On a scale from 1 to 7, how often do you eat beans? A rich source of protein and fibre, they’re a super versatile ingredient that can be included in almost any diet.
One of my favourite kinds is the Black bean (aka the Turtle bean), especially when they’re used in Haitian Sòs/Sauce Pwa Nwa. It’s a creamy sauce that’s packed with flavour and the perfect addition to your winter lineup of soups and stews.
Over the years I’ve modified the original recipe a bit (don’t we all? #blackfoodielife) by adding more coconut cream and pepper to make the dish a little creamier and a whole lot spicier, but today I’m sharing a more traditional recipe with you.
This dish has always been amazing in my eyes, but recently I discovered that it’s truly A1 because it can be made with Canadian-grown ingredients. Black beans are grown across the country, but beans from Ontario are known all over the world for their high crop quality. Over 90% of them are exported outside of North America. Wow!
The next time you try this Haitian dish, support local farmers by buying Black beans grown here at home. Just look for “Product of Canada” or “Made with Domestic Ingredients” labels on the can or package to make sure you’re picking up the right one.
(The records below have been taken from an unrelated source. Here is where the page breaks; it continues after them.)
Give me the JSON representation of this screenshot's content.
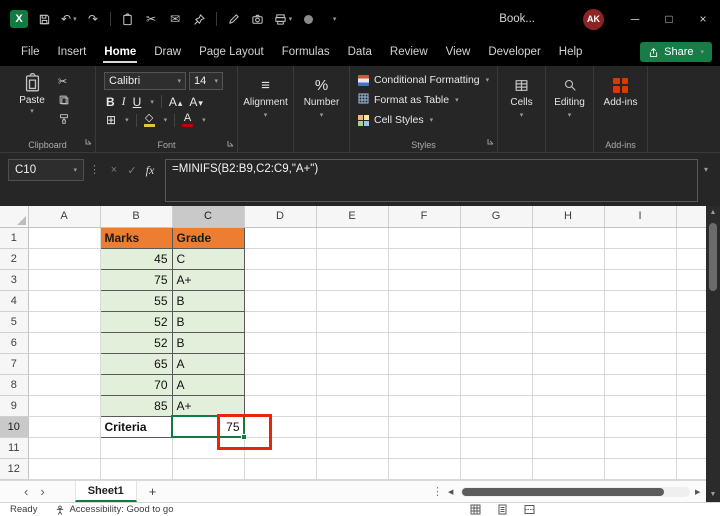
{
  "title_bar": {
    "document_title": "Book...",
    "avatar_initials": "AK"
  },
  "menu": {
    "tabs": [
      "File",
      "Insert",
      "Home",
      "Draw",
      "Page Layout",
      "Formulas",
      "Data",
      "Review",
      "View",
      "Developer",
      "Help"
    ],
    "active_tab": "Home",
    "share_label": "Share"
  },
  "ribbon": {
    "clipboard": {
      "paste_label": "Paste",
      "group_label": "Clipboard"
    },
    "font": {
      "name": "Calibri",
      "size": "14",
      "bold": "B",
      "italic": "I",
      "underline": "U",
      "grow": "A",
      "shrink": "A",
      "color_letter": "A",
      "group_label": "Font"
    },
    "alignment": {
      "label": "Alignment"
    },
    "number": {
      "label": "Number"
    },
    "styles": {
      "conditional_formatting": "Conditional Formatting",
      "format_as_table": "Format as Table",
      "cell_styles": "Cell Styles",
      "group_label": "Styles"
    },
    "cells": {
      "label": "Cells"
    },
    "editing": {
      "label": "Editing"
    },
    "addins": {
      "label": "Add-ins",
      "group_label": "Add-ins"
    }
  },
  "formula_bar": {
    "name_box": "C10",
    "fx_label": "fx",
    "formula": "=MINIFS(B2:B9,C2:C9,\"A+\")"
  },
  "sheet": {
    "columns": [
      "A",
      "B",
      "C",
      "D",
      "E",
      "F",
      "G",
      "H",
      "I"
    ],
    "num_rows": 12,
    "selected": {
      "col": "C",
      "row": 10
    },
    "cells": [
      {
        "r": 1,
        "c": "B",
        "v": "Marks",
        "s": "orange"
      },
      {
        "r": 1,
        "c": "C",
        "v": "Grade",
        "s": "orange"
      },
      {
        "r": 2,
        "c": "B",
        "v": "45",
        "s": "num"
      },
      {
        "r": 2,
        "c": "C",
        "v": "C",
        "s": "txt"
      },
      {
        "r": 3,
        "c": "B",
        "v": "75",
        "s": "num"
      },
      {
        "r": 3,
        "c": "C",
        "v": "A+",
        "s": "txt"
      },
      {
        "r": 4,
        "c": "B",
        "v": "55",
        "s": "num"
      },
      {
        "r": 4,
        "c": "C",
        "v": "B",
        "s": "txt"
      },
      {
        "r": 5,
        "c": "B",
        "v": "52",
        "s": "num"
      },
      {
        "r": 5,
        "c": "C",
        "v": "B",
        "s": "txt"
      },
      {
        "r": 6,
        "c": "B",
        "v": "52",
        "s": "num"
      },
      {
        "r": 6,
        "c": "C",
        "v": "B",
        "s": "txt"
      },
      {
        "r": 7,
        "c": "B",
        "v": "65",
        "s": "num"
      },
      {
        "r": 7,
        "c": "C",
        "v": "A",
        "s": "txt"
      },
      {
        "r": 8,
        "c": "B",
        "v": "70",
        "s": "num"
      },
      {
        "r": 8,
        "c": "C",
        "v": "A",
        "s": "txt"
      },
      {
        "r": 9,
        "c": "B",
        "v": "85",
        "s": "num"
      },
      {
        "r": 9,
        "c": "C",
        "v": "A+",
        "s": "txt"
      },
      {
        "r": 10,
        "c": "B",
        "v": "Criteria",
        "s": "label"
      },
      {
        "r": 10,
        "c": "C",
        "v": "75",
        "s": "result"
      }
    ]
  },
  "sheet_tabs": {
    "active_sheet": "Sheet1"
  },
  "status_bar": {
    "ready": "Ready",
    "accessibility": "Accessibility: Good to go"
  },
  "icons": {
    "undo": "↶",
    "redo": "↷",
    "cut": "✂",
    "mail": "✉",
    "minimize": "─",
    "maximize": "□",
    "close": "×",
    "prev_sheet": "‹",
    "next_sheet": "›",
    "add_sheet": "+",
    "align": "≡",
    "percent": "%",
    "borders": "⊞",
    "fill_diamond": "◇",
    "cancel": "×",
    "enter": "✓",
    "dots": "⋮",
    "scroll_up": "▲",
    "scroll_down": "▼",
    "scroll_left": "◀",
    "scroll_right": "▶",
    "chevron": "▾"
  },
  "colors": {
    "accent_green": "#107C41",
    "orange_fill": "#ED7D31",
    "green_fill": "#E2EFDA",
    "annotation_red": "#E8240C",
    "avatar_red": "#8E2323"
  }
}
I won’t lie, I’ll still take a trip to the island to enjoy this dish like a local, but in the winter, there’s really nothing better than digging into a piping hot bowl of something savoury and delicious while Netflix pulls up my favourite show. I dare you not to add Sòs Pwa Nwa to your comfort food roster.
Lip-Smacking Sòs Pwa Nwa
You will need:
- 3 to 4 Tablespoons Épis or Caribbean Green Seasoning
- 1 Chicken (or vegetable) bouillon cube
- 2 sprigs of green onion
- 2 shallots
- 3 garlic cloves
- 2 cups dry Ontario Black beans
- 3/4 cup coconut cream
- 3 sprigs fresh thyme
- 1 scotch bonnet pepper
- 5 cloves
- ¼ of a green bell pepper, as is
- 1 Tablespoon butter (optional)
- Salt and pepper to taste
- Wash 2 cups of dry Ontario Black beans thoroughly and then add to a large pot filled with about 2L of lightly salted water.
- Add 2 sprigs of green onions and 2 crushed pieces of garlic to the water and bring the pot to a boil. Once the pot has boiled, cook the beans until soft and easily pierced with a fork, for about an hour.
- Remove the beans from the pot, reserving the liquid for the next few steps.
- Put the beans into a food processor and process them in 10 second increments, adding the reserved bean liquid to help the mixture achieve a smooth consistency.
- Use a strainer to sift the bean purée of any lumps and set them aside.
- Finely chop shallots and garlic. Sautée them in a large pot with oil on medium heat.
- When the shallots and garlic are fragrant, add the green seasoning to the pot alongside the puréed bean mixture and leftover bean water. Stir well until the ingredients are combined.
- Then, stir in the coconut cream, thyme, and scotch bonnet pepper. Pro Tip: If you want more heat, cut the scotch bonnet pepper in half or pierce it with a fork before adding it to the pot.
- Next, poke a few cloves into the green bell pepper and add it to the pot. (This step makes it easier to remove the cloves from the bean sauce since nobody likes accidentally biting into cloves when eating.)
- Let the Sòs Pwa simmer for 15 to 20 minutes, making sure to taste it and season it with salt and pepper as desired. If you’d like it a little creamier, swirl in 2 tablespoons of butter near the end until completely combined.
Serve the Sòs Pwa Nwa with white rice and a side of pikliz and/or sliced avocados for the ultimate meal!
This article is sponsored by Ontario Beans. Looking to expand your options for meal planning? Get lots of great tips, recipes, and nutritional info over at betterwithbeans.ca.